### What is being asked:
Locate the string "Accedi" in the records below. Copy every line where it occurs.

### Dataset rows describing interfaces:
■ ■ ■ ■

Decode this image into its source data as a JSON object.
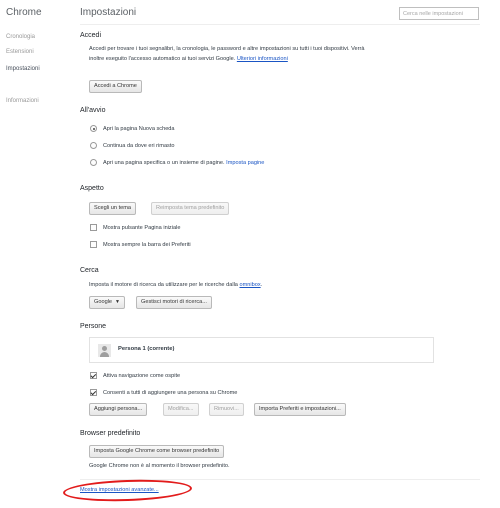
{
  "sidebar": {
    "brand": "Chrome",
    "items": [
      {
        "label": "Cronologia"
      },
      {
        "label": "Estensioni"
      },
      {
        "label": "Impostazioni"
      },
      {
        "label": "Informazioni"
      }
    ]
  },
  "header": {
    "title": "Impostazioni",
    "search_placeholder": "Cerca nelle impostazioni"
  },
  "signin": {
    "title": "Accedi",
    "line1": "Accedi per trovare i tuoi segnalibri, la cronologia, le password e altre impostazioni su tutti i tuoi dispositivi. Verrà",
    "line2": "inoltre eseguito l'accesso automatico ai tuoi servizi Google.",
    "learn_more": "Ulteriori informazioni",
    "button": "Accedi a Chrome"
  },
  "startup": {
    "title": "All'avvio",
    "options": [
      {
        "label": "Apri la pagina Nuova scheda",
        "selected": true
      },
      {
        "label": "Continua da dove eri rimasto",
        "selected": false
      },
      {
        "label": "Apri una pagina specifica o un insieme di pagine.",
        "selected": false
      }
    ],
    "set_pages_link": "Imposta pagine"
  },
  "appearance": {
    "title": "Aspetto",
    "theme_button": "Scegli un tema",
    "reset_theme_button": "Reimposta tema predefinito",
    "home_button_label": "Mostra pulsante Pagina iniziale",
    "bookmarks_bar_label": "Mostra sempre la barra dei Preferiti"
  },
  "search": {
    "title": "Cerca",
    "description": "Imposta il motore di ricerca da utilizzare per le ricerche dalla",
    "omnibox_link": "omnibox",
    "engine_selected": "Google",
    "manage_button": "Gestisci motori di ricerca..."
  },
  "people": {
    "title": "Persone",
    "profile_name": "Persona 1 (corrente)",
    "guest_label": "Attiva navigazione come ospite",
    "guest_checked": true,
    "add_person_label": "Consenti a tutti di aggiungere una persona su Chrome",
    "add_person_checked": true,
    "add_button": "Aggiungi persona...",
    "edit_button": "Modifica...",
    "remove_button": "Rimuovi...",
    "import_button": "Importa Preferiti e impostazioni..."
  },
  "default_browser": {
    "title": "Browser predefinito",
    "button": "Imposta Google Chrome come browser predefinito",
    "status": "Google Chrome non è al momento il browser predefinito."
  },
  "advanced": {
    "link": "Mostra impostazioni avanzate..."
  },
  "colors": {
    "link": "#1a55c4",
    "annotation": "#e21b1b"
  }
}
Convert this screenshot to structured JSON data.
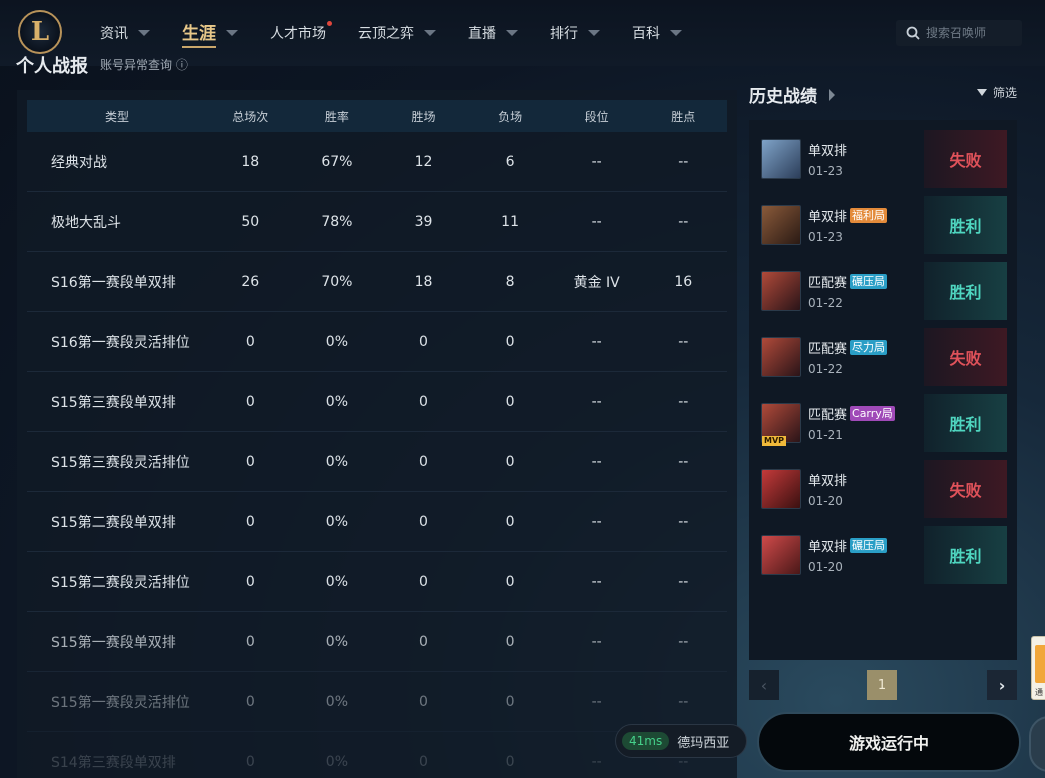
{
  "nav": {
    "logo": "L",
    "items": [
      {
        "label": "资讯",
        "caret": true,
        "active": false,
        "dot": false
      },
      {
        "label": "生涯",
        "caret": true,
        "active": true,
        "dot": false
      },
      {
        "label": "人才市场",
        "caret": false,
        "active": false,
        "dot": true
      },
      {
        "label": "云顶之弈",
        "caret": true,
        "active": false,
        "dot": false
      },
      {
        "label": "直播",
        "caret": true,
        "active": false,
        "dot": false
      },
      {
        "label": "排行",
        "caret": true,
        "active": false,
        "dot": false
      },
      {
        "label": "百科",
        "caret": true,
        "active": false,
        "dot": false
      }
    ],
    "search_placeholder": "搜索召唤师"
  },
  "section": {
    "title": "个人战报",
    "subtitle": "账号异常查询 ⓘ"
  },
  "stats_table": {
    "headers": [
      "类型",
      "总场次",
      "胜率",
      "胜场",
      "负场",
      "段位",
      "胜点"
    ],
    "rows": [
      [
        "经典对战",
        "18",
        "67%",
        "12",
        "6",
        "--",
        "--"
      ],
      [
        "极地大乱斗",
        "50",
        "78%",
        "39",
        "11",
        "--",
        "--"
      ],
      [
        "S16第一赛段单双排",
        "26",
        "70%",
        "18",
        "8",
        "黄金 IV",
        "16"
      ],
      [
        "S16第一赛段灵活排位",
        "0",
        "0%",
        "0",
        "0",
        "--",
        "--"
      ],
      [
        "S15第三赛段单双排",
        "0",
        "0%",
        "0",
        "0",
        "--",
        "--"
      ],
      [
        "S15第三赛段灵活排位",
        "0",
        "0%",
        "0",
        "0",
        "--",
        "--"
      ],
      [
        "S15第二赛段单双排",
        "0",
        "0%",
        "0",
        "0",
        "--",
        "--"
      ],
      [
        "S15第二赛段灵活排位",
        "0",
        "0%",
        "0",
        "0",
        "--",
        "--"
      ],
      [
        "S15第一赛段单双排",
        "0",
        "0%",
        "0",
        "0",
        "--",
        "--"
      ],
      [
        "S15第一赛段灵活排位",
        "0",
        "0%",
        "0",
        "0",
        "--",
        "--"
      ],
      [
        "S14第三赛段单双排",
        "0",
        "0%",
        "0",
        "0",
        "--",
        "--"
      ]
    ]
  },
  "history": {
    "title": "历史战绩",
    "filter_label": "筛选",
    "matches": [
      {
        "mode": "单双排",
        "tag": "",
        "tag_color": "",
        "date": "01-23",
        "result": "失败",
        "win": false,
        "mvp": false,
        "avatar_colors": [
          "#7fa3c8",
          "#2c3e5a"
        ]
      },
      {
        "mode": "单双排",
        "tag": "福利局",
        "tag_color": "#e38a3a",
        "date": "01-23",
        "result": "胜利",
        "win": true,
        "mvp": false,
        "avatar_colors": [
          "#8a5a3a",
          "#2a1a14"
        ]
      },
      {
        "mode": "匹配赛",
        "tag": "碾压局",
        "tag_color": "#2a9ec6",
        "date": "01-22",
        "result": "胜利",
        "win": true,
        "mvp": false,
        "avatar_colors": [
          "#b04a3a",
          "#2a1418"
        ]
      },
      {
        "mode": "匹配赛",
        "tag": "尽力局",
        "tag_color": "#2a9ec6",
        "date": "01-22",
        "result": "失败",
        "win": false,
        "mvp": false,
        "avatar_colors": [
          "#b04a3a",
          "#2a1418"
        ]
      },
      {
        "mode": "匹配赛",
        "tag": "Carry局",
        "tag_color": "#a04ab8",
        "date": "01-21",
        "result": "胜利",
        "win": true,
        "mvp": true,
        "mvp_label": "MVP",
        "avatar_colors": [
          "#b04a3a",
          "#2a1418"
        ]
      },
      {
        "mode": "单双排",
        "tag": "",
        "tag_color": "",
        "date": "01-20",
        "result": "失败",
        "win": false,
        "mvp": false,
        "avatar_colors": [
          "#c43a3a",
          "#3a1010"
        ]
      },
      {
        "mode": "单双排",
        "tag": "碾压局",
        "tag_color": "#2a9ec6",
        "date": "01-20",
        "result": "胜利",
        "win": true,
        "mvp": false,
        "avatar_colors": [
          "#d04a4a",
          "#4a1818"
        ]
      }
    ],
    "pager": {
      "prev": "‹",
      "page": "1",
      "next": "›"
    }
  },
  "status": {
    "latency": "41ms",
    "server": "德玛西亚",
    "game_button": "游戏运行中"
  },
  "side_widget_text": "通"
}
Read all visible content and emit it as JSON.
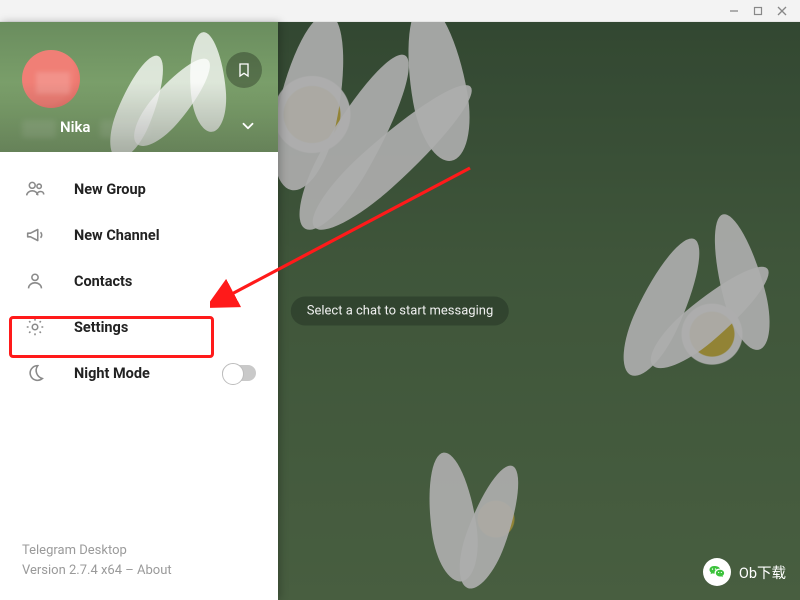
{
  "window": {
    "minimize_tooltip": "Minimize",
    "maximize_tooltip": "Maximize",
    "close_tooltip": "Close"
  },
  "header": {
    "username": "Nika",
    "bookmark_tooltip": "Saved Messages"
  },
  "menu": {
    "items": [
      {
        "label": "New Group",
        "icon": "group-icon"
      },
      {
        "label": "New Channel",
        "icon": "megaphone-icon"
      },
      {
        "label": "Contacts",
        "icon": "person-icon"
      },
      {
        "label": "Settings",
        "icon": "gear-icon"
      },
      {
        "label": "Night Mode",
        "icon": "moon-icon",
        "toggle": true,
        "toggle_on": false
      }
    ]
  },
  "chat": {
    "hint": "Select a chat to start messaging"
  },
  "footer": {
    "app_name": "Telegram Desktop",
    "version_line": "Version 2.7.4 x64 – About"
  },
  "annotation": {
    "highlighted_item_index": 3,
    "color": "#ff1a1a"
  },
  "watermark": {
    "text": "Ob下载"
  }
}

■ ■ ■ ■

### Response area:
    "title": "Accedi",
    "line1": "Accedi per trovare i tuoi segnalibri, la cronologia, le password e altre impostazioni su tutti i tuoi dispositivi. Verrà",
    "button": "Accedi a Chrome"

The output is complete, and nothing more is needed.